**What you should do:**
Copy out each line below verbatim, skipping any picture.

**The input:**
BEGIN

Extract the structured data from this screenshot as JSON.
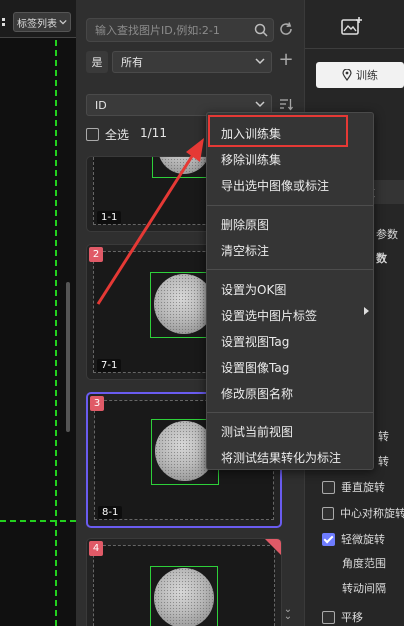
{
  "canvas": {
    "tag_list_label": "标签列表",
    "guide_color": "#23d11e"
  },
  "search": {
    "placeholder": "输入查找图片ID,例如:2-1"
  },
  "filter": {
    "operator": "是",
    "value": "所有"
  },
  "sort": {
    "field": "ID"
  },
  "selection": {
    "select_all_label": "全选",
    "count": "1/11"
  },
  "thumbnails": [
    {
      "index": "",
      "label": "1-1"
    },
    {
      "index": "2",
      "label": "7-1"
    },
    {
      "index": "3",
      "label": "8-1"
    },
    {
      "index": "4",
      "label": ""
    }
  ],
  "context_menu": {
    "items": [
      "加入训练集",
      "移除训练集",
      "导出选中图像或标注",
      "删除原图",
      "清空标注",
      "设置为OK图",
      "设置选中图片标签",
      "设置视图Tag",
      "设置图像Tag",
      "修改原图名称",
      "测试当前视图",
      "将测试结果转化为标注"
    ],
    "highlight_color": "#e53935"
  },
  "right_panel": {
    "train_button": "训练",
    "param_tab": "练参数",
    "param_label_1": "参数",
    "param_label_2": "数",
    "rot_1": "转",
    "rot_2": "转",
    "vertical_flip": "垂直旋转",
    "central_flip": "中心对称旋转",
    "slight_rotate": "轻微旋转",
    "angle_range": "角度范围",
    "rotate_interval": "转动间隔",
    "translate": "平移",
    "accent_color": "#6e7cff"
  },
  "colors": {
    "badge": "#e05a67",
    "active_border": "#6a5cf0",
    "box": "#2ed03a"
  }
}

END

**Response to this task:**
Extract the structured data from this screenshot as JSON.
{
  "canvas": {
    "tag_list_label": "标签列表",
    "guide_color": "#23d11e"
  },
  "search": {
    "placeholder": "输入查找图片ID,例如:2-1"
  },
  "filter": {
    "operator": "是",
    "value": "所有"
  },
  "sort": {
    "field": "ID"
  },
  "selection": {
    "select_all_label": "全选",
    "count": "1/11"
  },
  "thumbnails": [
    {
      "index": "",
      "label": "1-1"
    },
    {
      "index": "2",
      "label": "7-1"
    },
    {
      "index": "3",
      "label": "8-1"
    },
    {
      "index": "4",
      "label": ""
    }
  ],
  "context_menu": {
    "items": [
      "加入训练集",
      "移除训练集",
      "导出选中图像或标注",
      "删除原图",
      "清空标注",
      "设置为OK图",
      "设置选中图片标签",
      "设置视图Tag",
      "设置图像Tag",
      "修改原图名称",
      "测试当前视图",
      "将测试结果转化为标注"
    ],
    "highlight_color": "#e53935"
  },
  "right_panel": {
    "train_button": "训练",
    "param_tab": "练参数",
    "param_label_1": "参数",
    "param_label_2": "数",
    "rot_1": "转",
    "rot_2": "转",
    "vertical_flip": "垂直旋转",
    "central_flip": "中心对称旋转",
    "slight_rotate": "轻微旋转",
    "angle_range": "角度范围",
    "rotate_interval": "转动间隔",
    "translate": "平移",
    "accent_color": "#6e7cff"
  },
  "colors": {
    "badge": "#e05a67",
    "active_border": "#6a5cf0",
    "box": "#2ed03a"
  }
}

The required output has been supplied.